**Record extracts:**
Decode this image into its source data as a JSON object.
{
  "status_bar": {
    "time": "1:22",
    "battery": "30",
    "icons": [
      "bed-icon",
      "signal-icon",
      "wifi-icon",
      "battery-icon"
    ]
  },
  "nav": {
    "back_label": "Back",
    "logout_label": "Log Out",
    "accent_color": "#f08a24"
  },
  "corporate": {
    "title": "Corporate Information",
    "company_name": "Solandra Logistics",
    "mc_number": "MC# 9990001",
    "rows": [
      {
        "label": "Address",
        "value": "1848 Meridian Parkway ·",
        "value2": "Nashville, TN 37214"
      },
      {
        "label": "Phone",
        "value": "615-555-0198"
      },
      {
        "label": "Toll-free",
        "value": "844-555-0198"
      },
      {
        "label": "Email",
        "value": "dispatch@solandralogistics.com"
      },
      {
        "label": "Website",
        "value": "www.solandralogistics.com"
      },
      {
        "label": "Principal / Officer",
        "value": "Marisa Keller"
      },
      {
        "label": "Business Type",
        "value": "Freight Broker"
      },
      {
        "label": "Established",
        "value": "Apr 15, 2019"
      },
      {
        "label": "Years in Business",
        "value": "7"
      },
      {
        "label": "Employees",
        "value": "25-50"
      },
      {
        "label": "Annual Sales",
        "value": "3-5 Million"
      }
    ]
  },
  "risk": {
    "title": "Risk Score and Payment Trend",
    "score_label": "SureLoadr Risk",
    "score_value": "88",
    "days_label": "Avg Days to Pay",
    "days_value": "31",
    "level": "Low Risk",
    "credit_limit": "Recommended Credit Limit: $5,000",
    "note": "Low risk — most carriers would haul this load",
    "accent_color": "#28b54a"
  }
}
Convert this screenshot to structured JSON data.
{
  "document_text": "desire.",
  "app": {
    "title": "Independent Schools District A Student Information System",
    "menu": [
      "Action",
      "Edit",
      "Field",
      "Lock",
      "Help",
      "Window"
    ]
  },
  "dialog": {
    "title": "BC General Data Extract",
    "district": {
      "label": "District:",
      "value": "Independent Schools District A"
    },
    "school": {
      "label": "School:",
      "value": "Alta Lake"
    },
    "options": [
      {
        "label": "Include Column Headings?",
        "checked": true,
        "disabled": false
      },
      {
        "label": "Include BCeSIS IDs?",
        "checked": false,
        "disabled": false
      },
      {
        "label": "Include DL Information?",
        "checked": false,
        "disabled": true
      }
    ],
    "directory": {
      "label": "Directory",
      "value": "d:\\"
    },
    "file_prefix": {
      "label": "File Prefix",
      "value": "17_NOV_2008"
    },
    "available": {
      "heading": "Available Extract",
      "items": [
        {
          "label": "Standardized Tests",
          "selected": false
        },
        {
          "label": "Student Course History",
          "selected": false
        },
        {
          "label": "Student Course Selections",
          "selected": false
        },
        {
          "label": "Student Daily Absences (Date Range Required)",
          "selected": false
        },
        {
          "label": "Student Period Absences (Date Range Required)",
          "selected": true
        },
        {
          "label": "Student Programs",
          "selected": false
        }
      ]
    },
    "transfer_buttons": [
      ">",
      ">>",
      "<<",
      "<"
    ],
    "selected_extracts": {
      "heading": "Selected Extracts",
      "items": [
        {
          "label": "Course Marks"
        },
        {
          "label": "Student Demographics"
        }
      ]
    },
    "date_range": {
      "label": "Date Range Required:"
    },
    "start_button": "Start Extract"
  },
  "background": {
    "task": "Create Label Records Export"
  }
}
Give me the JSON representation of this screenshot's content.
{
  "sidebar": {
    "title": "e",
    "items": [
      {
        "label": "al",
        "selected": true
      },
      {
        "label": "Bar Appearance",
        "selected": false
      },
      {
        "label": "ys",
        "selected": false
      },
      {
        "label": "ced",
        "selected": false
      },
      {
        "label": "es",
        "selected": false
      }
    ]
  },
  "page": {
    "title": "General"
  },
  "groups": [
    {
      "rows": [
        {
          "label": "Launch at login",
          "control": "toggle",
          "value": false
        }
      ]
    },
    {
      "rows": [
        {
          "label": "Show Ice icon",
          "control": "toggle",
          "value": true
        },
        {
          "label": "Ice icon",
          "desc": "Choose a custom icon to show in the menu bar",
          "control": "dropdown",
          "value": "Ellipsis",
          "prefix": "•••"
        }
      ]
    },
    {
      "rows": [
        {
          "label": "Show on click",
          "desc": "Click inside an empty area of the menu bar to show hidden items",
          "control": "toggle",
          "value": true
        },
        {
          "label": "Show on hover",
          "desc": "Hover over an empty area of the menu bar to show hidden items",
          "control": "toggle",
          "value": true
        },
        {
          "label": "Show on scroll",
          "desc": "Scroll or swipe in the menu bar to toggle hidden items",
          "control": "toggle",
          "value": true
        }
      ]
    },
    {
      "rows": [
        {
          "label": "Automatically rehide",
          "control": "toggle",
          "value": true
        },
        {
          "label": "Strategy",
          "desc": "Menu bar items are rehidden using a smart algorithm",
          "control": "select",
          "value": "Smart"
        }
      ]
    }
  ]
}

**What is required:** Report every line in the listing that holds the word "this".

**Solution:**
Decode this image into its source data as a JSON object.
    "note": "Low risk — most carriers would haul this load",
Convert this screenshot to structured JSON data.
Give me the JSON representation of this screenshot's content.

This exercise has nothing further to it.